Saved entries:

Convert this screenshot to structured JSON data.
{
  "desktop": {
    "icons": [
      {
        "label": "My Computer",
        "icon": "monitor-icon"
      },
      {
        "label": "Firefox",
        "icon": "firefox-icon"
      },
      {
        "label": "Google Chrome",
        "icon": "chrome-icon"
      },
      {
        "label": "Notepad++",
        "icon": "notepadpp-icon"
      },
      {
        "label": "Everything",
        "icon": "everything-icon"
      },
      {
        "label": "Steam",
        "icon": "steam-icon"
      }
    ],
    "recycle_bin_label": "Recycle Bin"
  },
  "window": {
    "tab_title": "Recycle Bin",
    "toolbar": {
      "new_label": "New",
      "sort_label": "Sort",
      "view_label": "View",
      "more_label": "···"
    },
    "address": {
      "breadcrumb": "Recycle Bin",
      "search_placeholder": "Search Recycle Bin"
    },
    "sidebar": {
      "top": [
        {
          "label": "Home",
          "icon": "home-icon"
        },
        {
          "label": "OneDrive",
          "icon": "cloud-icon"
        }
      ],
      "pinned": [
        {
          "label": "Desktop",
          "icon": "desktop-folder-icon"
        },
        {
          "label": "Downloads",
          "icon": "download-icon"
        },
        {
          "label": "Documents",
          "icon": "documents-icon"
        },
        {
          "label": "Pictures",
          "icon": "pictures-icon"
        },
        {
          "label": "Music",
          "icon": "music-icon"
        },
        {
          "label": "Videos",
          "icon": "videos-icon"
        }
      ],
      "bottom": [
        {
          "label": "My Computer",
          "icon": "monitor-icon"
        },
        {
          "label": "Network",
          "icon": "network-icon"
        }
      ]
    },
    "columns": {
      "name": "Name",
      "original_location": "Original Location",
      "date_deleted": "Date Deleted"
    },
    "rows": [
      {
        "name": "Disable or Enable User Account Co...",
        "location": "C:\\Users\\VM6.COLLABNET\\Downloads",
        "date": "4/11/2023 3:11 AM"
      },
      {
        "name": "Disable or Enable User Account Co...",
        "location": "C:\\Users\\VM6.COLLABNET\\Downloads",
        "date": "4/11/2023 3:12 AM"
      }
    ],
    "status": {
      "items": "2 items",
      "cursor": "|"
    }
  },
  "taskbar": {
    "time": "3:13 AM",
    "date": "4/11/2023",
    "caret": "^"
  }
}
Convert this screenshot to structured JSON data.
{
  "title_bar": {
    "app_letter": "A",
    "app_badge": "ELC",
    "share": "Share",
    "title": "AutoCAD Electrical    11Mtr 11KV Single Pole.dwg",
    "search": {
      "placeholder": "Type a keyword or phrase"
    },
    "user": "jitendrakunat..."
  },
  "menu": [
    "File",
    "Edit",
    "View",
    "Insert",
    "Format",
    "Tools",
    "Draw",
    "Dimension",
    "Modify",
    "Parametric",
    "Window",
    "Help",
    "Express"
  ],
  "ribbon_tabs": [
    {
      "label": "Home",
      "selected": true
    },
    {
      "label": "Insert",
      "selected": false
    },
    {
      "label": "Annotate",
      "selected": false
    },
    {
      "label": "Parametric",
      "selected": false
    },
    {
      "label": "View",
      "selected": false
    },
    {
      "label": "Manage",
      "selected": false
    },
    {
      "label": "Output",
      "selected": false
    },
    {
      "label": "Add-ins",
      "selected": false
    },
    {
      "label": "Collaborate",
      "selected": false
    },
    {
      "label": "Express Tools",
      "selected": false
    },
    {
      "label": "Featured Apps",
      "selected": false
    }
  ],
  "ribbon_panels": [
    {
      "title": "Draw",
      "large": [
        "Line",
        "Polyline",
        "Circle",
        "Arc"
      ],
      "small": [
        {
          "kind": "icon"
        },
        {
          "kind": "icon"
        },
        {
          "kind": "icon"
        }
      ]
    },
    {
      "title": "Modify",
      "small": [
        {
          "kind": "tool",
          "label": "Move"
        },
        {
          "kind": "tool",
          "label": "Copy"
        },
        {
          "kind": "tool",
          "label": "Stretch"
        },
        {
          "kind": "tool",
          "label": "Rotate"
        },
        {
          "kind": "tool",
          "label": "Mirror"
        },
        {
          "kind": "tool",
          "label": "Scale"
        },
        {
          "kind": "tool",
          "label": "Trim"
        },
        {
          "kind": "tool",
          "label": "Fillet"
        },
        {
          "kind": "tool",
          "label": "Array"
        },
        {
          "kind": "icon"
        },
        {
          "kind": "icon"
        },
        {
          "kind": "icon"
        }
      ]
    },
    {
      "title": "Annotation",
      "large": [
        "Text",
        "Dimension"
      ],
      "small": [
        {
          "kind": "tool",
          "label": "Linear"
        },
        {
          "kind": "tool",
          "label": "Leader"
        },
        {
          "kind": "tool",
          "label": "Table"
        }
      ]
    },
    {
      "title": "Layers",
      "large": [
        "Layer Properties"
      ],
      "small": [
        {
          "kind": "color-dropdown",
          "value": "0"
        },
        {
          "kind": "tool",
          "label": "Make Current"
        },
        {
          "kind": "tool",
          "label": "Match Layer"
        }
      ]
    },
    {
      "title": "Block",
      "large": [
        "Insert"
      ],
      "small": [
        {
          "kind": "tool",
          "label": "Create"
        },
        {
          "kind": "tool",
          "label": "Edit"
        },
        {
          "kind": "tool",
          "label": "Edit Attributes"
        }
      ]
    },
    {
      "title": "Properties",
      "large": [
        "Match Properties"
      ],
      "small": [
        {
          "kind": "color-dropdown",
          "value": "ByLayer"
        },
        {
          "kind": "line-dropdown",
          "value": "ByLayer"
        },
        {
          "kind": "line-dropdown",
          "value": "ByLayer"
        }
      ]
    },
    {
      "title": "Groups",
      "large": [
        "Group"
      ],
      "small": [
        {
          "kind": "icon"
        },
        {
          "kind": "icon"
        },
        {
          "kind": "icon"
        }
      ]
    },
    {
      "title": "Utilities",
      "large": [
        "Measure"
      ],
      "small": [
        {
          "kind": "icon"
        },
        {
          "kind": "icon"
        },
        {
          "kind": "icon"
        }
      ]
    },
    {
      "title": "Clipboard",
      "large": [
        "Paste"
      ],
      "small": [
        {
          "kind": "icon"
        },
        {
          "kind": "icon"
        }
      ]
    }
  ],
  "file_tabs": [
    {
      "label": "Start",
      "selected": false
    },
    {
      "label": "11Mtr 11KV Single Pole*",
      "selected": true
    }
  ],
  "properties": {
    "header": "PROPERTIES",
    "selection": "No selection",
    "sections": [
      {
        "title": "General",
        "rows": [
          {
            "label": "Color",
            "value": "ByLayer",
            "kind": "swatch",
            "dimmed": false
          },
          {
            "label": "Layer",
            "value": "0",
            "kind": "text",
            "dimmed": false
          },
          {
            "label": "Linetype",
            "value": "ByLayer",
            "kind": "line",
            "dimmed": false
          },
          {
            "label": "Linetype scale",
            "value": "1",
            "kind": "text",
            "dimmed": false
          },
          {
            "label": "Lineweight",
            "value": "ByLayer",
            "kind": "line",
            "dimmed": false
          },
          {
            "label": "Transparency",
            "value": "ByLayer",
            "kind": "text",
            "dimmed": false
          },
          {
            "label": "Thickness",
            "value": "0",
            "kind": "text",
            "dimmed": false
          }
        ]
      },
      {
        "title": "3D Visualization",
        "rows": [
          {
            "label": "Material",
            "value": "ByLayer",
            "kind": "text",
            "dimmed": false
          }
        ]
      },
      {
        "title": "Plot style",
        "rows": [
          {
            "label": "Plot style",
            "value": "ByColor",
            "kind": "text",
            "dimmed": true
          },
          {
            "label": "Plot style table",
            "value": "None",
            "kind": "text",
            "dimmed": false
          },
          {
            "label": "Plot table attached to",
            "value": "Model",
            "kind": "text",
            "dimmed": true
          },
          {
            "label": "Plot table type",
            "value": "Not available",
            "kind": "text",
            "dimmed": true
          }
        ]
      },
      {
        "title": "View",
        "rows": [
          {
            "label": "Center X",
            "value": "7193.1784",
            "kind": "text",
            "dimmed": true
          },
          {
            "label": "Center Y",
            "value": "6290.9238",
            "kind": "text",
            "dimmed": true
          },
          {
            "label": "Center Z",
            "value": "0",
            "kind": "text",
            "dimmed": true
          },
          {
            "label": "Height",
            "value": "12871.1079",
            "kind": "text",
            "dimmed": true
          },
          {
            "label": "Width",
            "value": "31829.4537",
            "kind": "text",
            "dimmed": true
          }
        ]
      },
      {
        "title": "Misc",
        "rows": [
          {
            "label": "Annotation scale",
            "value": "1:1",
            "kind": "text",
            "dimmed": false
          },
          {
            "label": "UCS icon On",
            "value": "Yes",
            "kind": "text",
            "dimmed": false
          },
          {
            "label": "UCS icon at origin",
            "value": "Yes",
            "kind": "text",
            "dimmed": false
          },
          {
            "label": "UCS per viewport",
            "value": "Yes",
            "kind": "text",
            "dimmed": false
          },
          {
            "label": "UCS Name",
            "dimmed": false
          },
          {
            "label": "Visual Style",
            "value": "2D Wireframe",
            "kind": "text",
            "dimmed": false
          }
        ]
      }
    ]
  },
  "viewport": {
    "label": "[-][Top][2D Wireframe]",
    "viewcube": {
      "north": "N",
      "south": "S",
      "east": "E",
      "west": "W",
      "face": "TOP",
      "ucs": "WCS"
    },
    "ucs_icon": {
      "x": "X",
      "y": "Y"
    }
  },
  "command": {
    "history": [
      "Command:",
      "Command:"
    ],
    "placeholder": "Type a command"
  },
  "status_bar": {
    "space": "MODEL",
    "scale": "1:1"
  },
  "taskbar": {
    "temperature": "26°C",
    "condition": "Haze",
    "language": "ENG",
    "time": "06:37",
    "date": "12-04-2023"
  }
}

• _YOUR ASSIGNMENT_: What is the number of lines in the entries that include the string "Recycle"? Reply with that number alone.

• _RESPONSE BELOW_: 4